  • The major System Biology studies the functional system as a whole. The objects of study are the complex interactions that occur at the molecular level within a human being, a model organism, or a cell. Attention is being paid to changes that cause such a system to transition from health to disease, and to quantify the impact of these changes by analyzing their disruptive effects on the underlying molecular mechanisms. The major strongly relies on the key technological developments that have pushed molecular biology forward in the last decennium, specifically regarding advanced high-throughput ‘omics’ technologies and bioinformatics.
  • The major Cancer studies the biological aspects (genetics, proliferation and survival, communication and metastasis) and clinical aspects of cancer. Biological and clinical knowledge is applied into personalized medicine.

As a biomedical master student you have the opportunity to follow courses (1st master 1st semester), to perform your internship (1st master - 1st semester) or your master’s dissertation (2nd master - 2nd semester) at one of our partner universities abroad (Coimbra, Zurich, Dublin, Varese, Sassari, Paris ...). Because all courses of the master in Biomedical Sciences are offered in English (part of) the programme can be taken up by exchange students from other international universities.
If you want to combine your master’s degree with a teacher’s degree, there is the option of following an ‘Educatieve master’ instead of the above described master. The ‘Educatieve master’, however is an exclusively Dutch taught programme.
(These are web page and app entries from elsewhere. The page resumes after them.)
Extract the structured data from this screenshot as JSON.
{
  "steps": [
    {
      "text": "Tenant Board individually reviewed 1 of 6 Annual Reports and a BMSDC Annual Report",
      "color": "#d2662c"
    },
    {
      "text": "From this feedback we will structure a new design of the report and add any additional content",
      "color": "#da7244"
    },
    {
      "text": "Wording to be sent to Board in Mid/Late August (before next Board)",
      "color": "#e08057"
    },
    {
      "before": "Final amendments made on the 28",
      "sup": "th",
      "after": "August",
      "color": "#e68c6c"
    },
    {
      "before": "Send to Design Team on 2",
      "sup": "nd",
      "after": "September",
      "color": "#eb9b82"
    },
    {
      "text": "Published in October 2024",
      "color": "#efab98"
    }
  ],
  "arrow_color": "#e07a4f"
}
More information can be found on

Career perspectives

Research in the field of biomedical sciences will remain very important due to the major social relevance for healthcare. A biomedical researcher will be able to contribute to the understanding of the mechanism of diseases and will be able to improve the molecular diagnostic techniques of clinical treatments. Personalized medicine will gradually gain importance and the professional future in biomedical research looks promising. If you are looking for a job as a biomedical researcher, you have different options. You can choose for an academic research environment by starting a PhD at an university or you aim at working in research-oriented companies or in a university hospital. There are also opportunities of working in pharmaceutical or biotechnology companies or in research institutions run by the government. Finally, jobs in the public health, environmental, food industry and bio-informatics sector are an option for masters in biomedical sciences.